Greece is a developed country, a member of the European Union since 1981, a member of the Economic and Monetary Union of the European Union since 2001, NATO since 1952, the OECD since 1961, the WEU since 1995 and ESA since 2005. Athens is the capital; Thessaloniki, Patras, Heraklion, Volos, Ioannina, Larissa and Kavala are some of the country's other major cities.

Pavlos Carrer

Pavlos Carrer (also Paolo Carrer; Greek: Παύλος Καρρέρ; 12 May 1829 – 7 June 1896) was a Greek composer, one of the leaders of the Ionian art music school and the first to create national operas and national songs on Greek plots, Greek librettos and verses, as well as melodies inspired by the folk and the urban popular musical tradition of modern Greece.

Spyridon Samaras

Spyridon-Filiskos Samaras (also Spyros, Spiro Samara; Greek: Σπυρίδων Σαμάρας) (29 November [O.S. 17 November] 1861 – 7 April [O.S. 25 March] 1917) was a Greek composer particularly admired for his operas who was part of the generation of composers that heralded the works of Giacomo Puccini. His compositions were praised worldwide during his lifetime and he is arguably the most internationally appreciated Greek composer before Dimitri Mitropoulos. He is best known for composing the Olympic hymn.

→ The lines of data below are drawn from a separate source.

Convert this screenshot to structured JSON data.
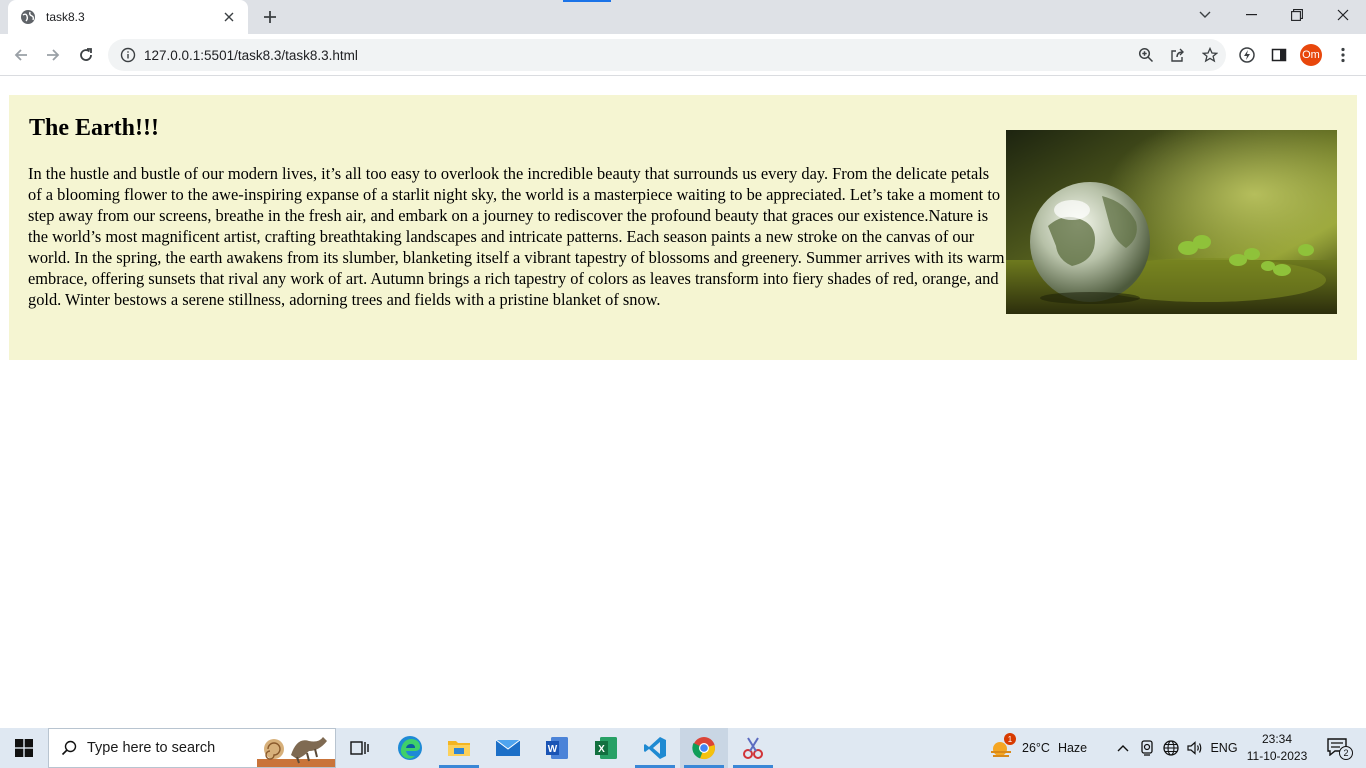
{
  "browser": {
    "tab": {
      "title": "task8.3"
    },
    "address": {
      "url": "127.0.0.1:5501/task8.3/task8.3.html"
    },
    "profile": {
      "initials": "Om"
    }
  },
  "page": {
    "heading": "The Earth!!!",
    "paragraph": "In the hustle and bustle of our modern lives, it’s all too easy to overlook the incredible beauty that surrounds us every day. From the delicate petals of a blooming flower to the awe-inspiring expanse of a starlit night sky, the world is a masterpiece waiting to be appreciated. Let’s take a moment to step away from our screens, breathe in the fresh air, and embark on a journey to rediscover the profound beauty that graces our existence.Nature is the world’s most magnificent artist, crafting breathtaking landscapes and intricate patterns. Each season paints a new stroke on the canvas of our world. In the spring, the earth awakens from its slumber, blanketing itself a vibrant tapestry of blossoms and greenery. Summer arrives with its warm embrace, offering sunsets that rival any work of art. Autumn brings a rich tapestry of colors as leaves transform into fiery shades of red, orange, and gold. Winter bestows a serene stillness, adorning trees and fields with a pristine blanket of snow.",
    "background_color": "#f5f5d2"
  },
  "taskbar": {
    "search_placeholder": "Type here to search",
    "weather": {
      "temperature": "26°C",
      "condition": "Haze",
      "alert_count": "1"
    },
    "language": "ENG",
    "clock": {
      "time": "23:34",
      "date": "11-10-2023"
    },
    "notification_count": "2",
    "apps": [
      "task-view",
      "edge",
      "file-explorer",
      "mail",
      "word",
      "excel",
      "vscode",
      "chrome",
      "snipping-tool"
    ]
  }
}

Spyridon Xyndas

Spyridon Xyndas or Spiridione Xinda (Greek: Σπυρίδων Ξύνδας; June 8, 1812 – November 25, 1896) was a Greek composer and guitarist, whose last name has also been transliterated as "Xinta", "Xinda", "Xindas" and "Xyntas".

This page is based on a Wikipedia article written by authors (here).
Text is available under the CC BY-SA 3.0 license; additional terms may apply.
Images, videos and audio are available under their respective licenses.